• [TASK PROMPT]:
When you reach the line that contains "Decode this image", give it back exactly along with each line after it to the end of the entries; skip any pictures.

• [INFORMATION GIVEN]:
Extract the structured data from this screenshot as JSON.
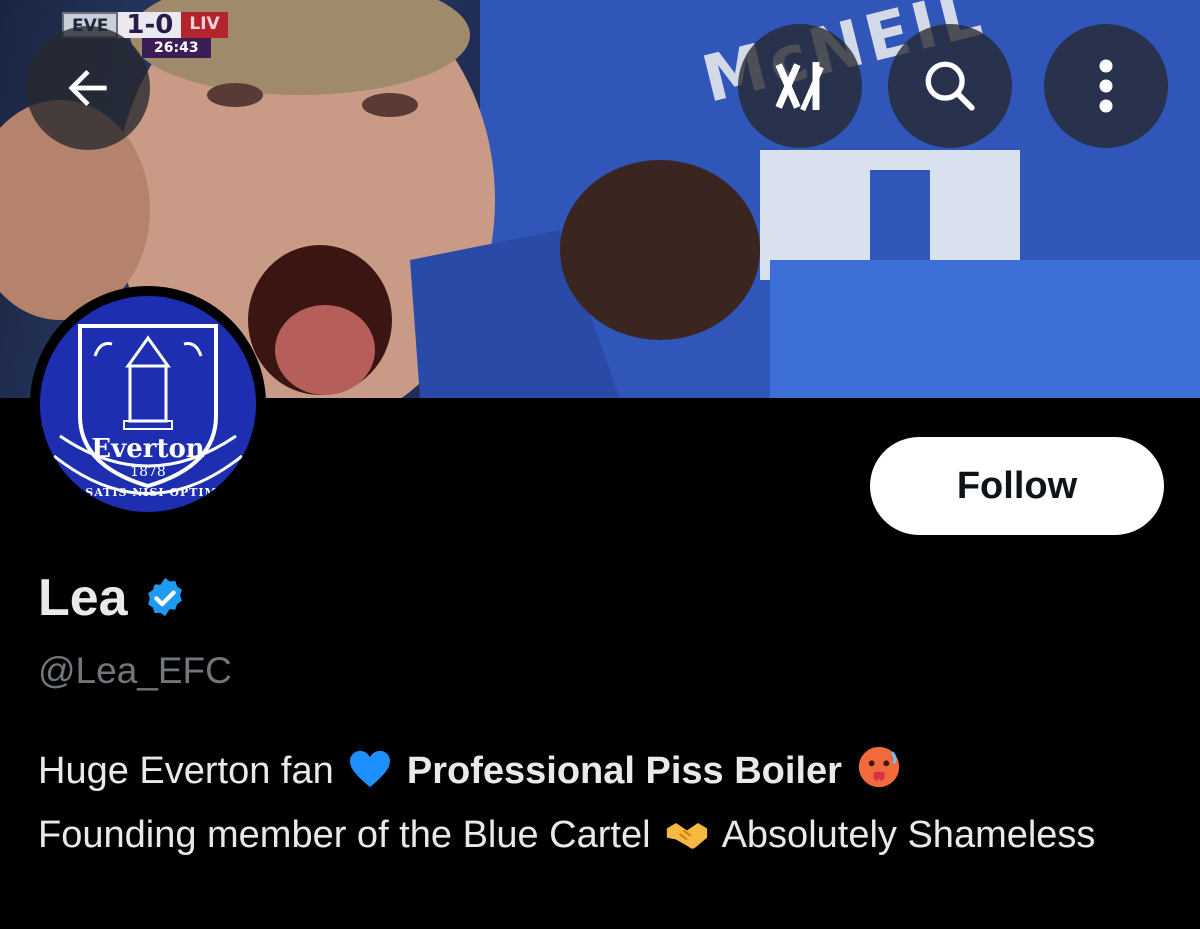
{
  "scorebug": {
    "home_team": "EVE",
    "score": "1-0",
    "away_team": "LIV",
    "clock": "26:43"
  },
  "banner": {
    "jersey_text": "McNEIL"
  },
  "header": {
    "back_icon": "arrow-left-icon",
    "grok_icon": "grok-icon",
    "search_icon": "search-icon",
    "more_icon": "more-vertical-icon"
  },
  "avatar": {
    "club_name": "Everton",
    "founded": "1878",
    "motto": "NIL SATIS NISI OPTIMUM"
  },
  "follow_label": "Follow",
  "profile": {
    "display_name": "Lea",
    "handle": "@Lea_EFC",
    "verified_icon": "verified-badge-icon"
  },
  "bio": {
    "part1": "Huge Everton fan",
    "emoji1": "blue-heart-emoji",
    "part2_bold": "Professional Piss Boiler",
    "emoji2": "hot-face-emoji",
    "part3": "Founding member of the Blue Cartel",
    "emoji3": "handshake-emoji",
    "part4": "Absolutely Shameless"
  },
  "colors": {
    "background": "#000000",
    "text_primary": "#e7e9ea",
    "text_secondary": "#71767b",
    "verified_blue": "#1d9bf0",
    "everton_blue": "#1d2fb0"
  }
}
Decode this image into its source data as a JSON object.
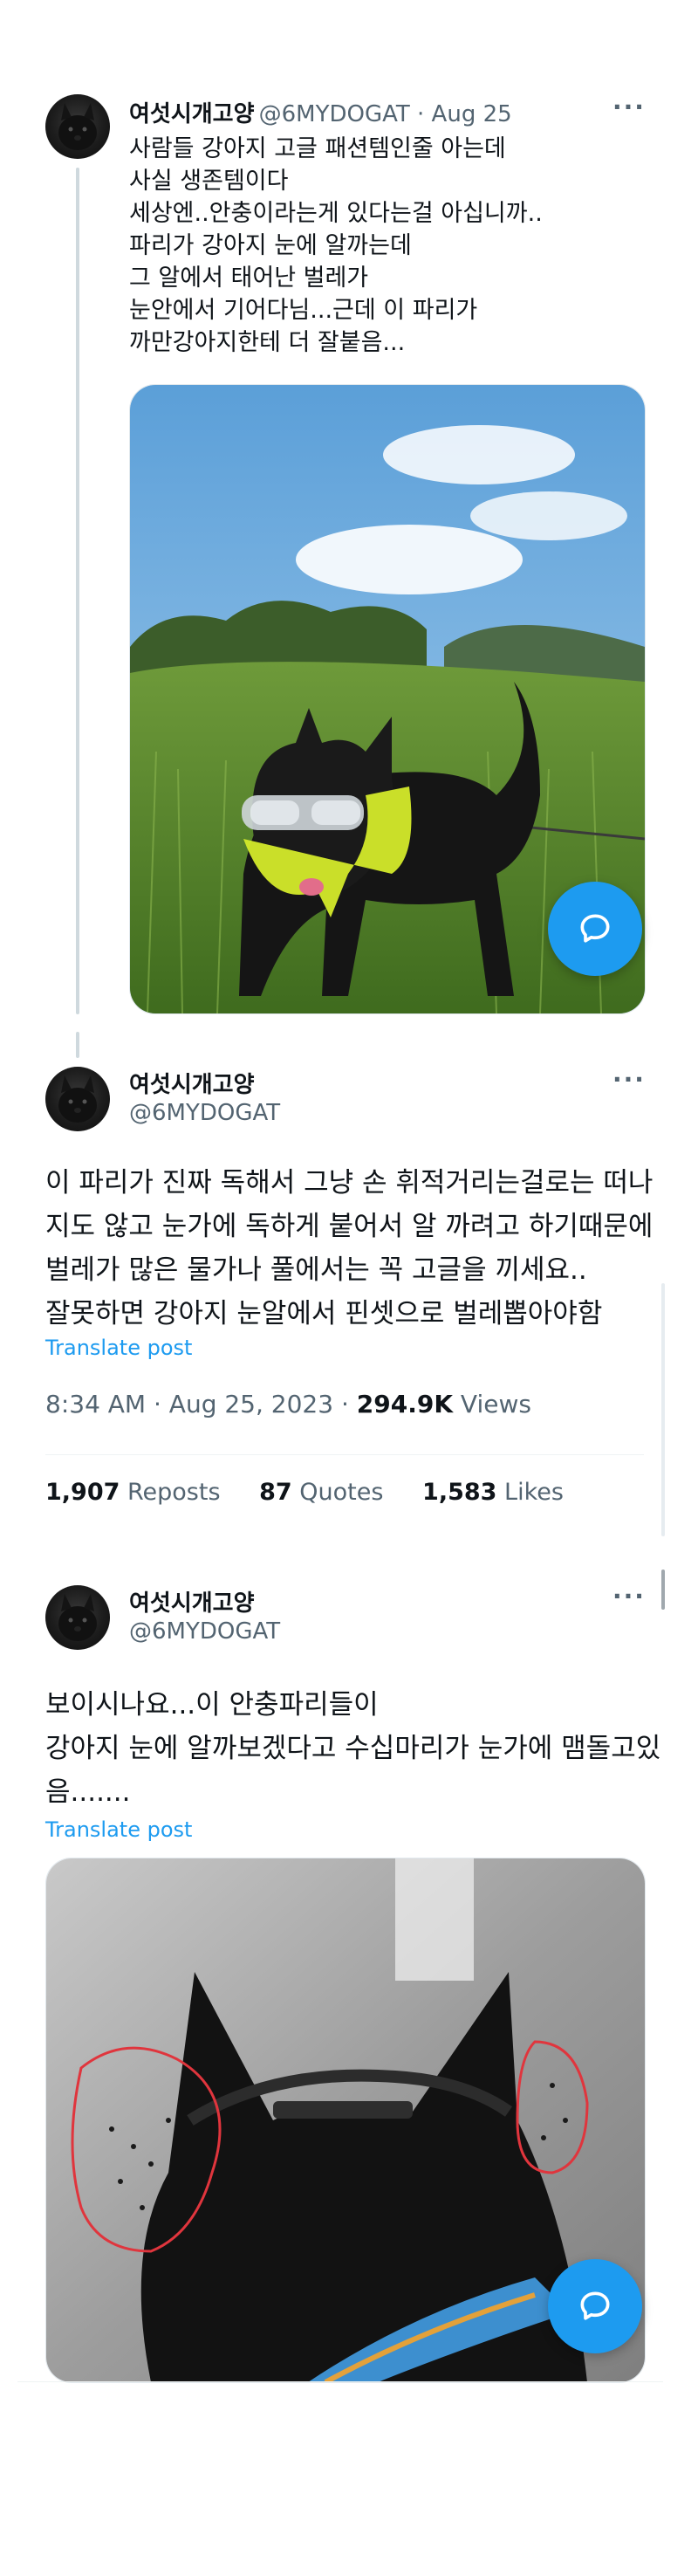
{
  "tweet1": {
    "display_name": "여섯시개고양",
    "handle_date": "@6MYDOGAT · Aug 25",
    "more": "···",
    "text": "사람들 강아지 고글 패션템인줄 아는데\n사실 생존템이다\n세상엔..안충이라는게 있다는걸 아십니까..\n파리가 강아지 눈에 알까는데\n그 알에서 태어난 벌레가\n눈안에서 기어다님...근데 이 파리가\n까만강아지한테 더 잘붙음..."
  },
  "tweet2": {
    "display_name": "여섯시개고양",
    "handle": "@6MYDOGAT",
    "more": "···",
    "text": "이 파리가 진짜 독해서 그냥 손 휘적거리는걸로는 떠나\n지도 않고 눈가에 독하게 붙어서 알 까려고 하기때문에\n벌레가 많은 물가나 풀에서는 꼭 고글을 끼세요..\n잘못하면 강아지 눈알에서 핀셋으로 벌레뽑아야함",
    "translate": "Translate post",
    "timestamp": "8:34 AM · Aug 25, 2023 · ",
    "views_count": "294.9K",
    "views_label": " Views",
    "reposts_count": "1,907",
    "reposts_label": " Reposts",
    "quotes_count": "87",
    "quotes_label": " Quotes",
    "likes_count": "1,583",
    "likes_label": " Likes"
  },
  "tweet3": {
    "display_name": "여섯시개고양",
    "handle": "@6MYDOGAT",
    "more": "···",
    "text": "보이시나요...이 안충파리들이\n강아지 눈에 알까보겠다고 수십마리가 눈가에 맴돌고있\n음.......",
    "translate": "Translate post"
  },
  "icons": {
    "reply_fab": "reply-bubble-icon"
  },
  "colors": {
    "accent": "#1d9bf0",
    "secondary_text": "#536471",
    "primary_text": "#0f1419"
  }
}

• [RESPONSE TO THIS TASK]:
Decode this image into its source data as a JSON object.
{
  "tweet1": {
    "display_name": "여섯시개고양",
    "handle_date": "@6MYDOGAT · Aug 25",
    "more": "···",
    "text": "사람들 강아지 고글 패션템인줄 아는데\n사실 생존템이다\n세상엔..안충이라는게 있다는걸 아십니까..\n파리가 강아지 눈에 알까는데\n그 알에서 태어난 벌레가\n눈안에서 기어다님...근데 이 파리가\n까만강아지한테 더 잘붙음..."
  },
  "tweet2": {
    "display_name": "여섯시개고양",
    "handle": "@6MYDOGAT",
    "more": "···",
    "text": "이 파리가 진짜 독해서 그냥 손 휘적거리는걸로는 떠나\n지도 않고 눈가에 독하게 붙어서 알 까려고 하기때문에\n벌레가 많은 물가나 풀에서는 꼭 고글을 끼세요..\n잘못하면 강아지 눈알에서 핀셋으로 벌레뽑아야함",
    "translate": "Translate post",
    "timestamp": "8:34 AM · Aug 25, 2023 · ",
    "views_count": "294.9K",
    "views_label": " Views",
    "reposts_count": "1,907",
    "reposts_label": " Reposts",
    "quotes_count": "87",
    "quotes_label": " Quotes",
    "likes_count": "1,583",
    "likes_label": " Likes"
  },
  "tweet3": {
    "display_name": "여섯시개고양",
    "handle": "@6MYDOGAT",
    "more": "···",
    "text": "보이시나요...이 안충파리들이\n강아지 눈에 알까보겠다고 수십마리가 눈가에 맴돌고있\n음.......",
    "translate": "Translate post"
  },
  "icons": {
    "reply_fab": "reply-bubble-icon"
  },
  "colors": {
    "accent": "#1d9bf0",
    "secondary_text": "#536471",
    "primary_text": "#0f1419"
  }
}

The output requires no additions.